Research shows that the average adult has anywhere between 10 and 40 moles on their body. Moles can form at any age and it’s up to you to pay enough attention to them to notice any significant changes, particularly if you love spending time in the sun.
If you love tanning but have a few questions about moles, this article is for you.
Common Questions & Answers About Your Moles
What are moles exactly?
Basically, moles are clusters of cells that produce pigment – scientifically, these cells are known as melanocytes. The melanin that is present in these cells is what makes a mole a different colour.
Why do we develop moles?

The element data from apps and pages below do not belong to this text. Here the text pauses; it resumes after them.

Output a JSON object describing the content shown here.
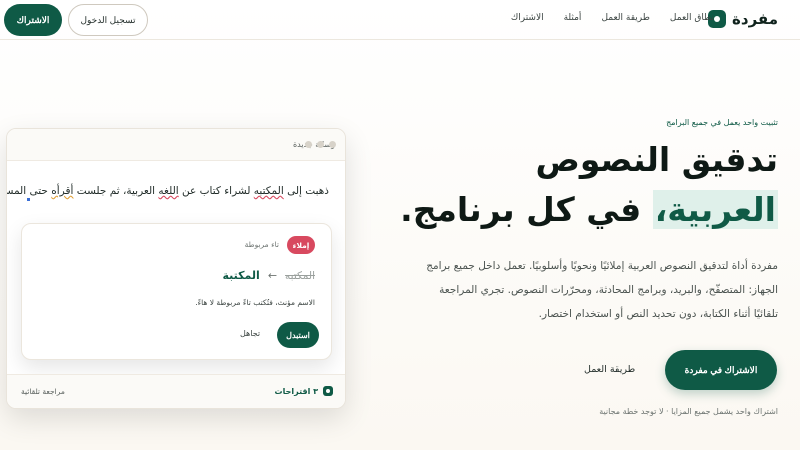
{
  "header": {
    "logo_text": "مفردة",
    "nav": [
      "نطاق العمل",
      "طريقة العمل",
      "أمثلة",
      "الاشتراك"
    ],
    "login_label": "تسجيل الدخول",
    "signup_label": "الاشتراك"
  },
  "hero": {
    "eyebrow": "تثبيت واحد يعمل في جميع البرامج",
    "headline_line1": "تدقيق النصوص",
    "headline_highlight": "العربية،",
    "headline_rest": " في كل برنامج.",
    "description": "مفردة أداة لتدقيق النصوص العربية إملائيًا ونحويًا وأسلوبيًا. تعمل داخل جميع برامج الجهاز: المتصفّح، والبريد، وبرامج المحادثة، ومحرّرات النصوص. تجري المراجعة تلقائيًا أثناء الكتابة، دون تحديد النص أو استخدام اختصار.",
    "cta_label": "الاشتراك في مفردة",
    "secondary_label": "طريقة العمل",
    "fineprint": "اشتراك واحد يشمل جميع المزايا · لا توجد خطة مجانية"
  },
  "demo_window": {
    "title": "رسالة جديدة",
    "text_before": "ذهبت إلى ",
    "error1": "المكتبه",
    "text_mid1": " لشراء كتاب عن ",
    "error2": "اللغه",
    "text_mid2": " العربية، ثم جلست ",
    "error3": "أقرأه",
    "text_after": " حتى المساء.",
    "suggestion": {
      "badge": "إملاء",
      "rule": "تاء مربوطة",
      "old_word": "المكتبه",
      "arrow": "←",
      "new_word": "المكتبة",
      "explanation": "الاسم مؤنث، فتُكتب تاءً مربوطة لا هاءً.",
      "replace_label": "استبدل",
      "ignore_label": "تجاهل"
    },
    "footer_count": "٣ اقتراحات",
    "footer_auto": "مراجعة تلقائية"
  }
}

Moles are more common amongst those with lighter skin tones and they usually appear within your first 30 years. Along with being genetic, moles are also linked to hormones, which is why they tend to appear during puberty and pregnancy.
My mole has changed, should I be worried?
Moles do change but it doesn’t always mean that it’s something to be concerned about. The quicker a mole changes, the better it is to schedule an appointment with a dermatologist as soon as you can. Changes in shape, size and colour are the first warning signs of cancer.
How do I know if a mole is cancerous?
Cancerous moles usually have ragged edges, have multiple colours and eventually become swollen and itchy. If you feel that a mole looks suspicious in any way, it’s best to schedule a consultation with one of the best mole removal specialists in Australia, Dr Ed Omarjee.
What is melanoma exactly?
Melanoma is a very dangerous and aggressive form of skin cancer because it has the potential to spread to your organs. The sooner melanoma is detected and treated, the greater your chances of making a full recovery. Melanoma usually appears as a hard, red lump or a scaly patch of skin that simply won’t heal.
Is melanoma common?
Melanoma is known to be one of the top 5 most common cancers in several countries, particularly in areas where temperatures are high and people are exposed to the sun more often.
How does melanoma occur?
Exposing your skin to the sun on a regular basis will increase your risk of developing melanoma. When UVA and UVB rays penetrate the deeper layers of the skin, it can damage your DNA, which is what leads to cancer.
What will my doctor do if one of my moles looks suspicious?
If your doctor feels that a mole looks suspicious, it will be removed and sent to a lab where it will be tested for cancerous cells. There are a number of different ways that a mole can be removed but this is dependent on the type of mole and where it is located.
Do my moles need to be dangerous for me to have them removed?
Absolutely not. If you don’t like the way a mole looks or it is in an area of high irritation, you can still have it removed by one of the best mole removal specialists in Australia, Dr Ed Omarjee.